invites attendees to its AHE booth #515 to learn about total room
disinfection and how Tru-D implements seamlessly into hospitalsâ
workflows, saving precious dollars and reducing hospital-acquired
The Association for
the Healthcare Environment (AHE) of the American Hospital Association is
the professional organization of choice for experts responsible for caring
for the patient and resident care environment across all care settings;
including hospitals, long-term care, continuing care retirement
communities and ambulatory care. AHE represents, defines and advances more
than 2,000 professionals working to ensure quality outcomes and healthy
An enhanced cleaning
strategy, Tru-D is brought into a room after the EVS staff cleans using
traditional methods. Tru-D then operates from a single position and
administers a single cycle of UV light, destroying up to 99.9 percent of
harmful pathogens that can remain behind such as C. diff, MRSA,
MERS, VRE, Ebola and many more.
disinfection process, EVS staff are free to complete other tasks such as
cleaning rooms, changing linens or other duties. Taking whatever time is
necessary to provide total room disinfection, including in direct and
shadowed areas, Tru-D alerts the operator when the cycle is complete with
an audio and/or text message that the room has been thoroughly
Aerobiotix enters new market segments in IAQ
Aerobiotix, Inc. is
embarking on an aggressive product expansion plan to introduce five new
product offerings within the next twelve months to address critical needs
in healthcare and whole-home indoor air quality (IAQ) markets.
expanded its home care line of products with the launch of the AeroCure
DNA Dust and Allergy air purifier. Designed to fight home or office dust
and allergens, these units continue Aerobiotixâs standard of high-end IAQ
products manufactured in the USA. This product joins the AeroCure by
Aerobiotix line of high-end home air purification systems, and the Tower
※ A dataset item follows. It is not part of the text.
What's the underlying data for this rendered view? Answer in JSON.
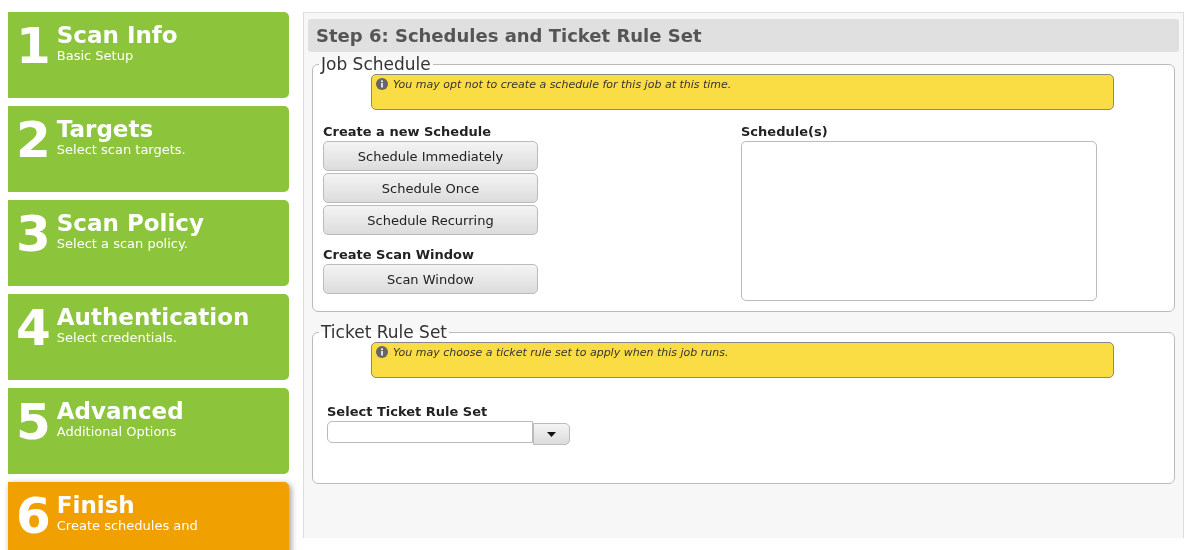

One line of healthcare air disinfection systems used in leading hospitals.
Aerobiotix will be
showcasing its technologies at the 2016 AHE Exchange Conference at booth